  5. You can add extra emphasis with repetition
  6. Add emphasis with modifier words

Editing your work is a skill that takes practice. It is also something that takes time and is not something you should worry about in a first draft. Remember that you can never completely control how a reader will interpret your writing. However, I hope that by reading this post that you appreciate that editing isn’t all about choosing the most impactful words, getting the structure right can make a bigger difference. That is true at the sentence level but it is even more true at the paragraph and then whole document level. We’ll go into some tips in those areas in a later post.


  • *There are no 100% rules in writing.
  • **relative risk is a difficult topic.
Life in the Lab guidebook available now on Amazon!

Like this page? You’ll probably like my book!

Also see the pages below for tips on how to construct the different sections of a scientific manuscript and lab quizzes.

cartoon about adding emphasis through sentence structure - one character asks why the other is using bright colours when there are better ways.


Leave a Reply

Fill in your details below or click an icon to log in:

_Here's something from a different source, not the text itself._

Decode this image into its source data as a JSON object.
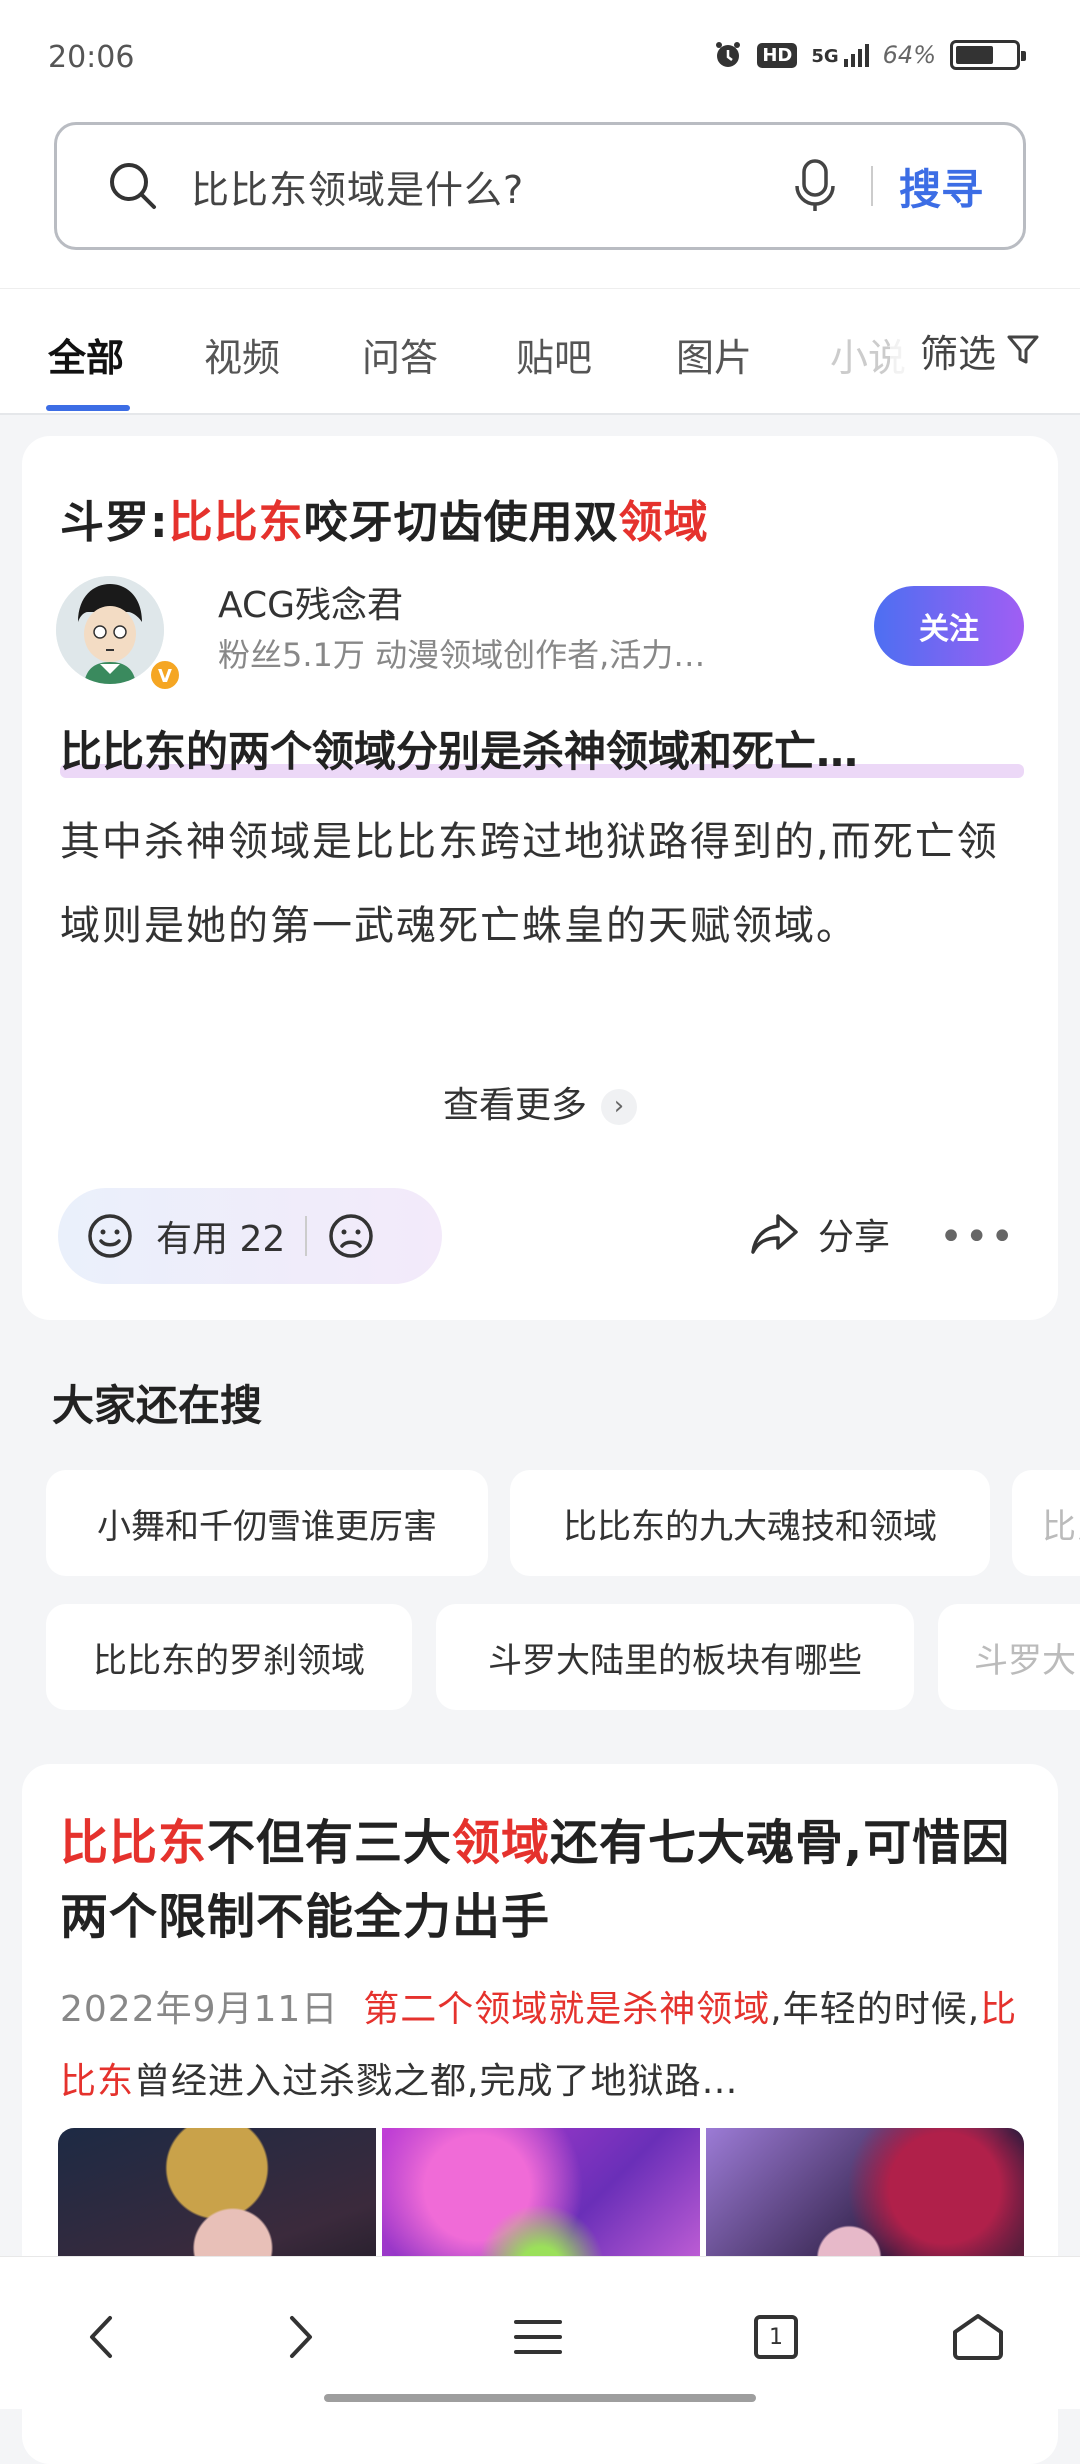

WordPress.com Logo

You are commenting using your WordPress.com account. Log Out /  Change )

Twitter picture

You are commenting using your Twitter account. Log Out /  Change )

Facebook photo

You are commenting using your Facebook account. Log Out /  Change )

Connecting to %s

This site uses Akismet to reduce spam. Learn how your comment data is processed.